Ever since our daily lives were dominated by mobile phones and other electronic devices, the traditional calendar, once a necessity for every Chinese family as the New Year begins, has nearly been edged out of the market.
Ancient versions of the Palace Museum Calendar on display. (Photos: VCG)
However, in recent years, with cultural creativity industry's booming, calendars have also been rejuvenated, with more diversified categories and designs. It has now become a new trend among the young people in China to pick a calendar for the New Year.
Tapping “calendar” on any Chinese online shopping application, it is not difficult at all to find a handful of choices – the real difficulty is which one to choose for the year 2019.
For traditional culture enthusiasts
The rich Chinese cultural creativity industry could be partly owed to the museums' inspiration in developing peripheral products based on their collections. The Palace Museum is no doubt a giant in this.
The Palace Museum Calendar is nothing new; rather, it could be dated back to the 1930s. When the last emperor Puyi of the Qing Dynasty (1644-1911) moved out of the Forbidden City in 1924, scholars made an inventory of the relics and compiled several expertise periodicals. The Palace Museum Calendar, which was first published in 1932, was one of them.
On the back side of each page was the picture of a piece of cultural relics stored at the museum, including calligraphic works, paintings, ancient books, bronze vessels, porcelains and jade.
The Palace Museum Calendar.
Today, each year's Palace Museum Calendar is themed around the Chinese zodiac sign of the year. For instance, the collections selected to be printed on the 2019 calendar were mainly about the pig. In traditional Chinese culture, the pig is considered representing the richness and good fortune. A number of decorations and artwares took the shape of the animal.
In fact, its value has gone far beyond a calendar.
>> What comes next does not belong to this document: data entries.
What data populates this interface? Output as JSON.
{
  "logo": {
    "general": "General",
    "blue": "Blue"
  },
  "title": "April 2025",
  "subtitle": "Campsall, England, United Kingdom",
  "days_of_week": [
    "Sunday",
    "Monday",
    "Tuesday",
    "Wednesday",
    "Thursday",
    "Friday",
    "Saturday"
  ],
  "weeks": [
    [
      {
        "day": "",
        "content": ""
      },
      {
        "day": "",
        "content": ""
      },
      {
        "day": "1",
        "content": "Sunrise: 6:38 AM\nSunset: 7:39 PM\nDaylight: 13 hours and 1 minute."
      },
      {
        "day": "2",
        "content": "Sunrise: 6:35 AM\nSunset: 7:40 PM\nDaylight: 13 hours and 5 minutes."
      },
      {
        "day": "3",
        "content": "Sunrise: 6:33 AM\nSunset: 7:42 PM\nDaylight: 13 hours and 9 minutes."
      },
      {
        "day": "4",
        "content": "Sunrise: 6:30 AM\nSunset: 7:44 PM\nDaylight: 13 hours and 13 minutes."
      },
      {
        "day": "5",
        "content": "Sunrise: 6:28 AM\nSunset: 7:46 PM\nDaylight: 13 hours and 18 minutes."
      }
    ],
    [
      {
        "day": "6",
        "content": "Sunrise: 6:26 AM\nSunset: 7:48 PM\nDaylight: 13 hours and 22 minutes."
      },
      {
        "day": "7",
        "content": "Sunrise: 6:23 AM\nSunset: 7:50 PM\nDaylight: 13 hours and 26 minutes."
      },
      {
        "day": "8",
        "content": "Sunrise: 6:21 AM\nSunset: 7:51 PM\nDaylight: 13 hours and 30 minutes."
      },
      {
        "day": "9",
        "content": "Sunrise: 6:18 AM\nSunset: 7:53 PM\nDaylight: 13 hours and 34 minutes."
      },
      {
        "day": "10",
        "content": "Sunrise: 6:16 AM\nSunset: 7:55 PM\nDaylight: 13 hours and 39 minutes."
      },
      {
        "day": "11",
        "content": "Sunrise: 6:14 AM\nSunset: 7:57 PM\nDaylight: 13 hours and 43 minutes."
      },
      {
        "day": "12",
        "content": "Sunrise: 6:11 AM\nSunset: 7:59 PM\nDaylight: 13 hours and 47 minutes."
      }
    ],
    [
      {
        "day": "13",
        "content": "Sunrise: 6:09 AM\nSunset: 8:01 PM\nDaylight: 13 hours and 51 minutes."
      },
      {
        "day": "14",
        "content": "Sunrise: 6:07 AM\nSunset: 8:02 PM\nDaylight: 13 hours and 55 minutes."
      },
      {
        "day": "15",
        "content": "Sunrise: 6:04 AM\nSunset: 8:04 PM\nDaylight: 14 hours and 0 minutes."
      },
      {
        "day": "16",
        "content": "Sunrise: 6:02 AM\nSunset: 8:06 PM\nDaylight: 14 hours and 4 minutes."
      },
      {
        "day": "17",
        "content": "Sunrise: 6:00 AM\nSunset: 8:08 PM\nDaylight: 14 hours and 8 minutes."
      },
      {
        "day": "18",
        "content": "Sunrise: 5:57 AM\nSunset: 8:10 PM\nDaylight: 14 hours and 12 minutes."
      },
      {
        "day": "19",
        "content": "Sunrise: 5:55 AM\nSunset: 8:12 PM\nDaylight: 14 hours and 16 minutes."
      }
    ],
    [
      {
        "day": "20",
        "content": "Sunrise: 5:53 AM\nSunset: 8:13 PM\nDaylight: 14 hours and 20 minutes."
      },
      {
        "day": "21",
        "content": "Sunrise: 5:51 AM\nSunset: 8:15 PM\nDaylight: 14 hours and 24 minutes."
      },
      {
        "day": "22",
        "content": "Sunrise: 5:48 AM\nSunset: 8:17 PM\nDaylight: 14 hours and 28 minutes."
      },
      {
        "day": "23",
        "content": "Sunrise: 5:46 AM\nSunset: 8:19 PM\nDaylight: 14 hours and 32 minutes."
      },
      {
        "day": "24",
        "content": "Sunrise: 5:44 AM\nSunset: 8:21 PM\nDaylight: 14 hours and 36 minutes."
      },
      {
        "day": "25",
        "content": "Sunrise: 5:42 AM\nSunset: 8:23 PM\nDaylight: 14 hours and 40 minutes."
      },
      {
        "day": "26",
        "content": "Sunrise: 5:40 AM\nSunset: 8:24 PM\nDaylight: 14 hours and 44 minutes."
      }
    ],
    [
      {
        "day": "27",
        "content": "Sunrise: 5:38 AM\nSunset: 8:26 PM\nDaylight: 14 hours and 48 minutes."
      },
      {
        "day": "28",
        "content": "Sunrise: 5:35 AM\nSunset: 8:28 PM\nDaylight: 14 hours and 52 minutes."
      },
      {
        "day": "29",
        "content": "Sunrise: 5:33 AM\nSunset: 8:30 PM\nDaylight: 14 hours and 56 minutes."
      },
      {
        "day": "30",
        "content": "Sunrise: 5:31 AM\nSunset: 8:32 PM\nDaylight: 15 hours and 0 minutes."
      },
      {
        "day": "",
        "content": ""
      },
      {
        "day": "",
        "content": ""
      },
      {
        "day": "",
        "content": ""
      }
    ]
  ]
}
Many antiquaries have been collecting the calendar since it was brought back to life in 2010. The 2010 calendar, priced 60 yuan (8.7 U.S. dollars) upon publishing, is being sold for more than 2,000 yuan ($290) nowadays.
For film enthusiasts
For film fans, while tearing off every day's calendar, it is not bad to go over a classical line of a movie. The most famous film-themed calendars are probably the Douban Calendar and “Vive le Cinema”.
Both have a poster or a still, as well as a line from a classical film every day, the main difference between the two calendars is that Douban Calendar is page-turning while for “Vive le Cinema”, you need to tear off the page every day. The creator, therefore, designed the package of the calendar into a delicate box, which could be used to collect the torn off pages.
The Douban Calendar also contains the rating of the film on its website, douban.com, which is also one of China's most renowned rating and comment website for films, music, books and theaters. It is pretty much the Chinese equivalence to Rotten Tomato.
For tech&sci geeks
Calendars are not at all only meant for liberal arts enthusiasts, but also for tech and science fans as well. The Species Calendar designed by Guokr.com, an online community for China's young scientists as well as those who are interested in science and technology.
The Species Calendar is designed on a weekly basis. Every week, a type of animal or plant is introduced with illustrations and several lines. On each page, there are seven small pieces of cards representing each day attached to the bottom. On the back side of every card, there is also a short introduction to a type of animal or plant.
Besides, the National Geographic's calendar could also be a choice. All the photos were authorized by the National Geographic, and it also contains the Chinese rural calendar as well as the traditional Chinese festivals.
For book readers
It may cost the book-lovers some time to pick a perfect calendar out of a handful of selections. Several independent bookstore chains have promoted their own calendars, all with fine binding and layout.
The “One Way Calendar” produced by bookstore brand One Way Street is one of the most renowned. It borrows the idea of the traditional “Huang Li” or “All-knowing Book”, which is used for predicting what is suitable or not suitable to do for the day, but adopts more personalized social media-oriented suggestions.
This year, the calendar has creatively adopted the idea of “countdown of a year” by putting the number 365 on the page for January 1. While tearing down a page each day, it could be a reminder of the fleeting time.
Another chain brand Sisyphe Bookstore also promoted their own calendar, with each page bearing a quotation from a selected book. It also contains the traditional festivals and the 24 solar terms, as well as some suggestions on daily living and health.
For artist and designers
Besides the types mentioned above, there are also calendars made by some independent designing brands. For instance, a calendar adopting the idea of camera and photo designed by an originated brand called “One Villain and 49 Horses” has become popular among the Chinese youths in recent years. The 365 days were made into 365 pieces of cards, which could be pulled out of the camera-shaped box, like photos.
The brand also produces other series of calendars, introducing the world's famous artists. All of them were designed in unusual forms, which stick to the brand's orientation of catering to the aestheticism of non-mainstream, special-interest punk-style.
Nowadays, selecting a calendar is no longer just a tradition for any ordinary Chinese family, but a way of expressing oneself, and a manifestation of personalities.
So, what is your choice for your desk in 2019?